This week saw many Dutch universities opening their doors for the first time since the closure in March. However, the government guidelines recommend that universities continue to provide online education as much as possible, and that only limited educational activities may take place on-site. Without a clear date for the full re-opening of universities, it is looking more likely that online learning will continue to be delivered in the new academic year, which could be a challenge for new students trying to settle-in to university life for the first time.
Radboud is a university in Nijmegen, and of their first-year students, one-in-five is an international student. We asked Radboud University whether they will be starting classes in September, and how they have been supporting their students during the closure.

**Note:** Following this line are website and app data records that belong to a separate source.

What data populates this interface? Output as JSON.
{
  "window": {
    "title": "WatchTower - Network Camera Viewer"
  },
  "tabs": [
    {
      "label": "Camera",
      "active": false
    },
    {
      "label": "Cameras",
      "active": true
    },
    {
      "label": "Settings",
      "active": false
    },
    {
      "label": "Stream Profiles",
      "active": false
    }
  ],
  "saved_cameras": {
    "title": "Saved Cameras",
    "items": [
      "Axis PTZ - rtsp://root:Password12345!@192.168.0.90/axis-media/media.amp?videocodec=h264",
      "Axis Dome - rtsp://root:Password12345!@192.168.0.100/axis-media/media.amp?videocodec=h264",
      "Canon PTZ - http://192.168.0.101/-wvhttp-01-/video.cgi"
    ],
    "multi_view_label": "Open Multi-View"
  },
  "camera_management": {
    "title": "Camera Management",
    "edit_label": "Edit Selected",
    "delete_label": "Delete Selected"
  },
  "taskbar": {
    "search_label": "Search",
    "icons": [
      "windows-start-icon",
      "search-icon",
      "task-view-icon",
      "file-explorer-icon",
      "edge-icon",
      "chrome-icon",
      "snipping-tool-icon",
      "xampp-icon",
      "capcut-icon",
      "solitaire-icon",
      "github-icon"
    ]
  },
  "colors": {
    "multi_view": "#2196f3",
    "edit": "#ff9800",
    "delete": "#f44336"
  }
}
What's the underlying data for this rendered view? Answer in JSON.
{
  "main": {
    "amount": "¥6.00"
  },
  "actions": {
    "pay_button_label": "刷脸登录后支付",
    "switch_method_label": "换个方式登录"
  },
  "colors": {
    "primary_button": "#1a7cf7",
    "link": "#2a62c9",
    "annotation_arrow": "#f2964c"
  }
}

Not on campus, but still together
Radboud University doesn’t plan to change the start date of the academic year, but will continue to monitor the situation regarding the coronavirus. For the time being, the university has adopted the motto: on campus if possible, online because it is possible. For RU, online doesn’t mean alone. They have implemented a range of initiatives to support their students during the closure.
Each week they share a video from a student psychologist who provides tips on topics such as combating loneliness or how to deal with the pressure to be productive.
The services provided by the student psychologists have also moved online. They are offering extra consultations without needing to make an appointment. Questions are often answered by email, and they deliver a range of e-health training courses, on topics such as loneliness, mindfulness and corona stress.
Together with the sports teachers from the Radboud Sports Center, the university also provided students with home workouts that were recorded and posted on YouTube.
Additionally, Linguist Marc van Oostendorp, started a channel on YouTube together with the editors of the University of the Netherlands. During these Quarantine Colleges, researchers publish excerpts of their lectures online that would usually be delivered in a lecture hall.
The university has also taken the opportunity for community outreach, and with the support of the Radboud University Medical Center, used the Je Bent Nodig campaign to raise money for healthcare employees and healthcare research.
Although the campus is no longer the place where students, lecturers and employees meet, the Radboud community is very present and active on social media.
One graduate from the European School The Hague’s class of 2019 chose Radboud University to complete their tertiary education studying Artificial Intelligence. Considering Radboud for your future? You can find out more about studying at Radboud on their website.